Just like on iOS, just drag the screen down (from the middle) to display the internal search engine. Below, we will also find the list of the last applications launched.
Multitasking just displays thumbnails on a grid. As indicated above, it is not necessarily the most responsive and that's a shame.
On the practical side, there are several energy savers and a well thought-out capture tool. Just double knock on the phone glass with the knuckle of your finger to capture what is displayed on the screen. To go faster, we can also surround the elements that interest us, always with the articulation.
Emotion UI also supports themes. There is something for everyone and you will be spoiled for choice since there are dozens of them.
So of course, this overcoat will probably not please purists, but it is still well thought out and we quickly find its marks.
The P8 is a great surprise and I had a great time with it.
It is beautiful, it runs well and its sensor is doing it with all the honors. Nothing to say about the functions either. Emotion UI may not be perfect, but at least it has the merit of being accessible and easy to use.
Be careful though because the terminal is not perfect for all that. Its screen is not very bright and its autonomy leaves a little to be desired. Even if it means choosing, I would have preferred a phone a little thicker, and with a bigger battery.
Now, we must not lose sight of the fact that the P8 is offered from 499 euros. And that casually, it's a hell of an asset.

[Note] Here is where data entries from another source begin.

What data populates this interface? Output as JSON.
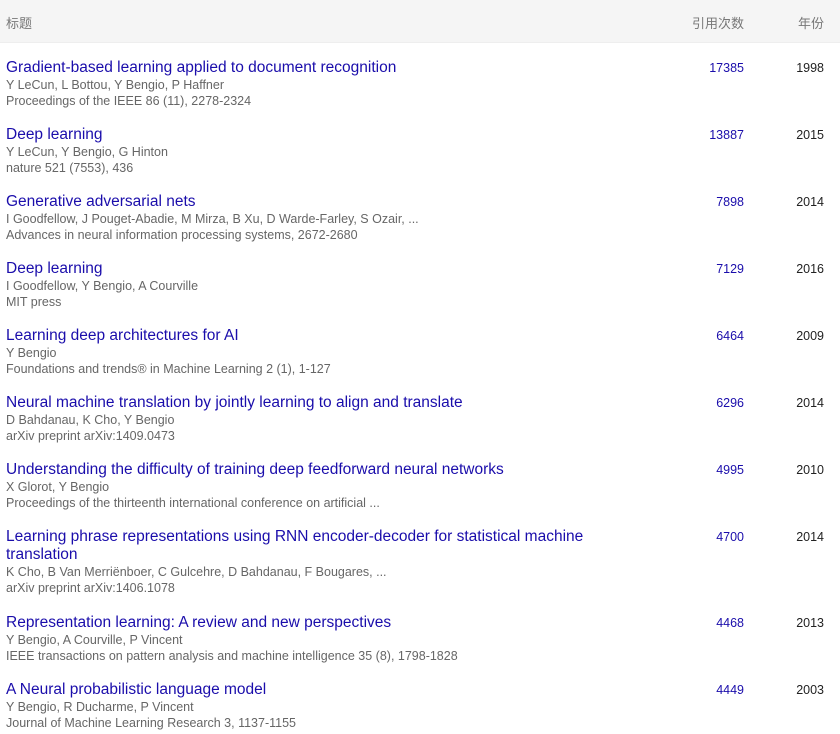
{
  "header": {
    "title_col": "标题",
    "cites_col": "引用次数",
    "year_col": "年份"
  },
  "papers": [
    {
      "title": "Gradient-based learning applied to document recognition",
      "authors": "Y LeCun, L Bottou, Y Bengio, P Haffner",
      "venue": "Proceedings of the IEEE 86 (11), 2278-2324",
      "cites": "17385",
      "year": "1998"
    },
    {
      "title": "Deep learning",
      "authors": "Y LeCun, Y Bengio, G Hinton",
      "venue": "nature 521 (7553), 436",
      "cites": "13887",
      "year": "2015"
    },
    {
      "title": "Generative adversarial nets",
      "authors": "I Goodfellow, J Pouget-Abadie, M Mirza, B Xu, D Warde-Farley, S Ozair, ...",
      "venue": "Advances in neural information processing systems, 2672-2680",
      "cites": "7898",
      "year": "2014"
    },
    {
      "title": "Deep learning",
      "authors": "I Goodfellow, Y Bengio, A Courville",
      "venue": "MIT press",
      "cites": "7129",
      "year": "2016"
    },
    {
      "title": "Learning deep architectures for AI",
      "authors": "Y Bengio",
      "venue": "Foundations and trends® in Machine Learning 2 (1), 1-127",
      "cites": "6464",
      "year": "2009"
    },
    {
      "title": "Neural machine translation by jointly learning to align and translate",
      "authors": "D Bahdanau, K Cho, Y Bengio",
      "venue": "arXiv preprint arXiv:1409.0473",
      "cites": "6296",
      "year": "2014"
    },
    {
      "title": "Understanding the difficulty of training deep feedforward neural networks",
      "authors": "X Glorot, Y Bengio",
      "venue": "Proceedings of the thirteenth international conference on artificial ...",
      "cites": "4995",
      "year": "2010"
    },
    {
      "title": "Learning phrase representations using RNN encoder-decoder for statistical machine translation",
      "authors": "K Cho, B Van Merriënboer, C Gulcehre, D Bahdanau, F Bougares, ...",
      "venue": "arXiv preprint arXiv:1406.1078",
      "cites": "4700",
      "year": "2014"
    },
    {
      "title": "Representation learning: A review and new perspectives",
      "authors": "Y Bengio, A Courville, P Vincent",
      "venue": "IEEE transactions on pattern analysis and machine intelligence 35 (8), 1798-1828",
      "cites": "4468",
      "year": "2013"
    },
    {
      "title": "A Neural probabilistic language model",
      "authors": "Y Bengio, R Ducharme, P Vincent",
      "venue": "Journal of Machine Learning Research 3, 1137-1155",
      "cites": "4449",
      "year": "2003"
    }
  ]
}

Do I recommend it? Yes, without hesitation. It is even a very nice alternative to the main flagships on the market.